TASK ITEM. Each entry in the block below needs to be copied out exactly.

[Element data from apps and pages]
- Opening Delimiter -
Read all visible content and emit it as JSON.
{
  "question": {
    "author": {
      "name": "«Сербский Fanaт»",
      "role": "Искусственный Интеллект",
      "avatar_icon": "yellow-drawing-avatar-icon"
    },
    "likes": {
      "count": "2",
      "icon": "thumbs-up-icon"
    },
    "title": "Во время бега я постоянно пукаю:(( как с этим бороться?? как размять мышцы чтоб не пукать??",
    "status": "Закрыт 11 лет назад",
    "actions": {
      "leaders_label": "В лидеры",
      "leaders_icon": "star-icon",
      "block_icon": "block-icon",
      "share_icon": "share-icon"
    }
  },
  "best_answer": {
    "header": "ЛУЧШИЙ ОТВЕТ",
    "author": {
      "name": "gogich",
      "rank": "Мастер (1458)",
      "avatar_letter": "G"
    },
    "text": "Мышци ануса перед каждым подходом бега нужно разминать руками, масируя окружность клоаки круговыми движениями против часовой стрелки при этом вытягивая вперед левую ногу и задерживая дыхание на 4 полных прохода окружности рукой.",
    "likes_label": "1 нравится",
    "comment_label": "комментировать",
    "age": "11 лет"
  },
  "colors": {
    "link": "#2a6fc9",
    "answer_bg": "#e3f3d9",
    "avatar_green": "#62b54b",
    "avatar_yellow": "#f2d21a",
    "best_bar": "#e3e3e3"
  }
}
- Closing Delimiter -
RESPONSE BELOW.
Read all visible content and emit it as JSON.
{
  "question": {
    "author": {
      "name": "«Сербский Fanaт»",
      "role": "Искусственный Интеллект",
      "avatar_icon": "yellow-drawing-avatar-icon"
    },
    "likes": {
      "count": "2",
      "icon": "thumbs-up-icon"
    },
    "title": "Во время бега я постоянно пукаю:(( как с этим бороться?? как размять мышцы чтоб не пукать??",
    "status": "Закрыт 11 лет назад",
    "actions": {
      "leaders_label": "В лидеры",
      "leaders_icon": "star-icon",
      "block_icon": "block-icon",
      "share_icon": "share-icon"
    }
  },
  "best_answer": {
    "header": "ЛУЧШИЙ ОТВЕТ",
    "author": {
      "name": "gogich",
      "rank": "Мастер (1458)",
      "avatar_letter": "G"
    },
    "text": "Мышци ануса перед каждым подходом бега нужно разминать руками, масируя окружность клоаки круговыми движениями против часовой стрелки при этом вытягивая вперед левую ногу и задерживая дыхание на 4 полных прохода окружности рукой.",
    "likes_label": "1 нравится",
    "comment_label": "комментировать",
    "age": "11 лет"
  },
  "colors": {
    "link": "#2a6fc9",
    "answer_bg": "#e3f3d9",
    "avatar_green": "#62b54b",
    "avatar_yellow": "#f2d21a",
    "best_bar": "#e3e3e3"
  }
}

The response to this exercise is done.